Tuesday, August 23, 2011

Bluegill And A Popper

For some time I have been wanting to do a watercolor of a bluegill but have always abandoned the idea for a brown or rainbow trout.  Maybe it is the panfish's low status among anglers or the fact that it often seems that when they are biting it nearly impossible to keep them off your hook, but these little guys are often overlooked or in the extreme case, seen almost as a nuisance fish.  I sometimes fall for this line of thinking but the other day as I caught one of these beautiful fish after another I took some time to appreciate the staggering array of colors and uniqueness each individual fish.  
I have never gone so far as to call them a 'trash' fish and I'm not totally convinced that title belongs to any fish (although a few nasty fish might come close) but I have found myself being aggravated when I was hunting bass to have to clean my line of those persistent panfish.
I recently received a comment from a follower on one of my posts commenting on the stunning colors of the river caught sunfish.  I believe this particular follower hailed from Europe if I recall and said that he had never seen one of these before.  He went on to say that this fish would look more at home swimming around the corral reefs of the big blue than some river.  This small comment made me stop and re-evaluate my take on the common bluegill and sunfish.  They are a perfect target for the fly angler.  They attack on the surface with gusto, often fight hard on light tackle, and are nearly always there for the taking.  They are never as finicky as bass or trout, the are in nearly warm water pond, river, or stream, and they display some of the brightest variety of colors of any species of fresh water fish.  I know a lot of anglers that follow blog do go out and target these fish and swear by them as nearly as fun as small stream trout, but an equal number of anglers regard them at best as an annoyance and at worst as a pest.  Well today I celebrate the panfish.  If not an equal then at least as a worthy fish to hook on a fly rod.  If it is something you have never done, I encourage you to take that prized 3 weight and head on down to the local drainage pond or slow water river and hook into a few gills.  Then take a moment to just admire the beauty God has given these fish.  Each and every one will be different from the last and each individual hookup will make you smile.
This watercolor is on acid free archival quality paper.  It measures @ 11.5in x 8in and is available for purchase via email.  It will come already mounted in an acid free mat and ready to be framed.  I was planning on doing a progressive photo record of this work but totally forgot about the photos until the work was nearly finished.

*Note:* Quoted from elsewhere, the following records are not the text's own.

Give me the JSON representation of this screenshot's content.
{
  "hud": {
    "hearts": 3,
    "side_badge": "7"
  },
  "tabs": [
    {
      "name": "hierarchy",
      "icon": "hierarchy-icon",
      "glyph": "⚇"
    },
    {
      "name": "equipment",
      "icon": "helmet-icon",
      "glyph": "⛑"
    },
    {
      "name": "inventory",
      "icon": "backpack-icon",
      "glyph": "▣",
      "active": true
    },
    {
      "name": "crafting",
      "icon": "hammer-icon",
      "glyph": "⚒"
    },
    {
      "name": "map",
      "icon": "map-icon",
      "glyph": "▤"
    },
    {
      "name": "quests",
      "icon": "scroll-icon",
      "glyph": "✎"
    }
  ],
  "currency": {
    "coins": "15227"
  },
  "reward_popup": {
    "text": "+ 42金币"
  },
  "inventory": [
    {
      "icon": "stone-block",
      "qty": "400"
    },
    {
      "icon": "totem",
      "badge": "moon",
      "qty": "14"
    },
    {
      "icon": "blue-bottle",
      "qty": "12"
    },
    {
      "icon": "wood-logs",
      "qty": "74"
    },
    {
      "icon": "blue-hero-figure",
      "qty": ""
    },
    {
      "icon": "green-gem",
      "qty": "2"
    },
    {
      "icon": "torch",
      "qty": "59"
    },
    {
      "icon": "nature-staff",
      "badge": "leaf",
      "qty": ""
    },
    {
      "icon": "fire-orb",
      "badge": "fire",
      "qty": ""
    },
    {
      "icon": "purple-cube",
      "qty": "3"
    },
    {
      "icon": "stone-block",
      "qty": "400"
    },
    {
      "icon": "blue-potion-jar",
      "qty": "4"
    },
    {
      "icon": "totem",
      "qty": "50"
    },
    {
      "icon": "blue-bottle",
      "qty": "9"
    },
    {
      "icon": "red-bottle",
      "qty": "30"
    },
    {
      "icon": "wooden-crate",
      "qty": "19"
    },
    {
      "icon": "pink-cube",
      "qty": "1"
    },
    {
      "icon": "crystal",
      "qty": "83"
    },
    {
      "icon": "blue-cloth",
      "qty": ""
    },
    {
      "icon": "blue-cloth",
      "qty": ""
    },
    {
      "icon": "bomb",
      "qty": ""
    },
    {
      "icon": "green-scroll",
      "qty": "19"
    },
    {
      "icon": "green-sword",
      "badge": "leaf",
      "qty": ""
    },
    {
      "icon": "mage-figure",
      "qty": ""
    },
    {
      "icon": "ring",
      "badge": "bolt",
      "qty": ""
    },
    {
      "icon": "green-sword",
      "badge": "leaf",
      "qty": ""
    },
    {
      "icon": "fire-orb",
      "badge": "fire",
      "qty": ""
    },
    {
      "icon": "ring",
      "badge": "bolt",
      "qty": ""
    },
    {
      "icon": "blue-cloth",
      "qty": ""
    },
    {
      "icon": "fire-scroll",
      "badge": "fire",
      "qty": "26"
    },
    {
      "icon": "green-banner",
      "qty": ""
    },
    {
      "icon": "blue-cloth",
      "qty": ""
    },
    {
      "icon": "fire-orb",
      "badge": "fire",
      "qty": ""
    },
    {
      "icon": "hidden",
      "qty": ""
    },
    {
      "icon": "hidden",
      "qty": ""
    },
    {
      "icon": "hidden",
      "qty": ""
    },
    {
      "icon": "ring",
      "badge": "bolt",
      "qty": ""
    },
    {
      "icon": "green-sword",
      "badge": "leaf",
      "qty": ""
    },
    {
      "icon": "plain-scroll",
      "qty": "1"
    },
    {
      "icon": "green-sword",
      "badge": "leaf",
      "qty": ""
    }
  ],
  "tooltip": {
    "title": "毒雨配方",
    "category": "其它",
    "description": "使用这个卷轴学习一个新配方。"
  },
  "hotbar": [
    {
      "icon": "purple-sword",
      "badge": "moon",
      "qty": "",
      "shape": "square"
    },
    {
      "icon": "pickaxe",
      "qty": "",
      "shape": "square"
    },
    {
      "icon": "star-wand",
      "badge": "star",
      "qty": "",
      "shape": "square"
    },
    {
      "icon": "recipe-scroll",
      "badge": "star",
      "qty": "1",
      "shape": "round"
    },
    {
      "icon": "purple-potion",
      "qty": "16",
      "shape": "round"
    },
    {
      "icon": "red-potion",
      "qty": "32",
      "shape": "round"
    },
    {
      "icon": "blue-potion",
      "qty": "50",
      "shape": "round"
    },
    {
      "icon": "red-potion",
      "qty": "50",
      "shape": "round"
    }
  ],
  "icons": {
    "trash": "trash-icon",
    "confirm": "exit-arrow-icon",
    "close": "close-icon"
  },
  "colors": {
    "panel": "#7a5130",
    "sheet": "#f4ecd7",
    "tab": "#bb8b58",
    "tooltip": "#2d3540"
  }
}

9 comments:

TexWisGirl said...

nicely done. :)

Kev2380 said...

Bluegill really are great fish. Your art of the sunfish is amazing.

Carlos Del Rey. said...

Another great paint!

Leigh said...

Joel,

I've been doing a lot of bluegill fishing since it is too hot for trout.

This is a great painting. Keep the warmwater art coming.

Leigh
www.finfollower.com

Sanders said...

Amazing! The colors are spectacular...well done!

Fly Waters Edge - Kevin said...

Nice! I still enjoy fishing for blue Gill and it's a simple way to introduce new fishers. As close to a guarantee to catch as you can get.

Troutdawg said...

Well done!

AYearOnTheFly said...

Thanks for all the wonderful comments. Bluegills and other panfish are great fun and its nice to know a lot of people feel the same way I do about fishing them. Thanks.

Bigerrfish said...

Good one Joel!